*** SUPPLIED INFORMATION ***

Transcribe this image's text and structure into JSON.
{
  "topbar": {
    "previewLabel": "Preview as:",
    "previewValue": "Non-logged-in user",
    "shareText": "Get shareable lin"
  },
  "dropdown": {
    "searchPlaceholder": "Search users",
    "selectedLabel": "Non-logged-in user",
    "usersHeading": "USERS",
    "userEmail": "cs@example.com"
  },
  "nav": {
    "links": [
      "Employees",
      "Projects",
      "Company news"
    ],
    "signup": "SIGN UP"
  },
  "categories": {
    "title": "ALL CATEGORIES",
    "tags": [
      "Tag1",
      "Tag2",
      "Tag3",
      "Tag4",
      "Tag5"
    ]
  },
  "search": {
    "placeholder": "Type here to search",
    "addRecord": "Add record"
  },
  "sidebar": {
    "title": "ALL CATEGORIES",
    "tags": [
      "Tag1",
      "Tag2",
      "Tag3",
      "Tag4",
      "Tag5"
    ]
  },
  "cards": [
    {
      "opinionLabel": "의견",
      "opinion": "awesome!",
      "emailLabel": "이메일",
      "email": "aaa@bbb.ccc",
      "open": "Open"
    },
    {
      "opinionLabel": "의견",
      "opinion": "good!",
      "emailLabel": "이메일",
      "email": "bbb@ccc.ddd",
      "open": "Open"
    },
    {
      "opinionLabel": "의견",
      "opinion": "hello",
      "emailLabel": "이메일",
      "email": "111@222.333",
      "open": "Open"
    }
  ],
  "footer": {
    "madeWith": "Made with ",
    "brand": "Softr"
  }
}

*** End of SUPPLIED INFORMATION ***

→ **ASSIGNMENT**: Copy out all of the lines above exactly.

→ **RESPONSE TO THE EXERCISE**:
Transcribe this image's text and structure into JSON.
{
  "topbar": {
    "previewLabel": "Preview as:",
    "previewValue": "Non-logged-in user",
    "shareText": "Get shareable lin"
  },
  "dropdown": {
    "searchPlaceholder": "Search users",
    "selectedLabel": "Non-logged-in user",
    "usersHeading": "USERS",
    "userEmail": "cs@example.com"
  },
  "nav": {
    "links": [
      "Employees",
      "Projects",
      "Company news"
    ],
    "signup": "SIGN UP"
  },
  "categories": {
    "title": "ALL CATEGORIES",
    "tags": [
      "Tag1",
      "Tag2",
      "Tag3",
      "Tag4",
      "Tag5"
    ]
  },
  "search": {
    "placeholder": "Type here to search",
    "addRecord": "Add record"
  },
  "sidebar": {
    "title": "ALL CATEGORIES",
    "tags": [
      "Tag1",
      "Tag2",
      "Tag3",
      "Tag4",
      "Tag5"
    ]
  },
  "cards": [
    {
      "opinionLabel": "의견",
      "opinion": "awesome!",
      "emailLabel": "이메일",
      "email": "aaa@bbb.ccc",
      "open": "Open"
    },
    {
      "opinionLabel": "의견",
      "opinion": "good!",
      "emailLabel": "이메일",
      "email": "bbb@ccc.ddd",
      "open": "Open"
    },
    {
      "opinionLabel": "의견",
      "opinion": "hello",
      "emailLabel": "이메일",
      "email": "111@222.333",
      "open": "Open"
    }
  ],
  "footer": {
    "madeWith": "Made with ",
    "brand": "Softr"
  }
}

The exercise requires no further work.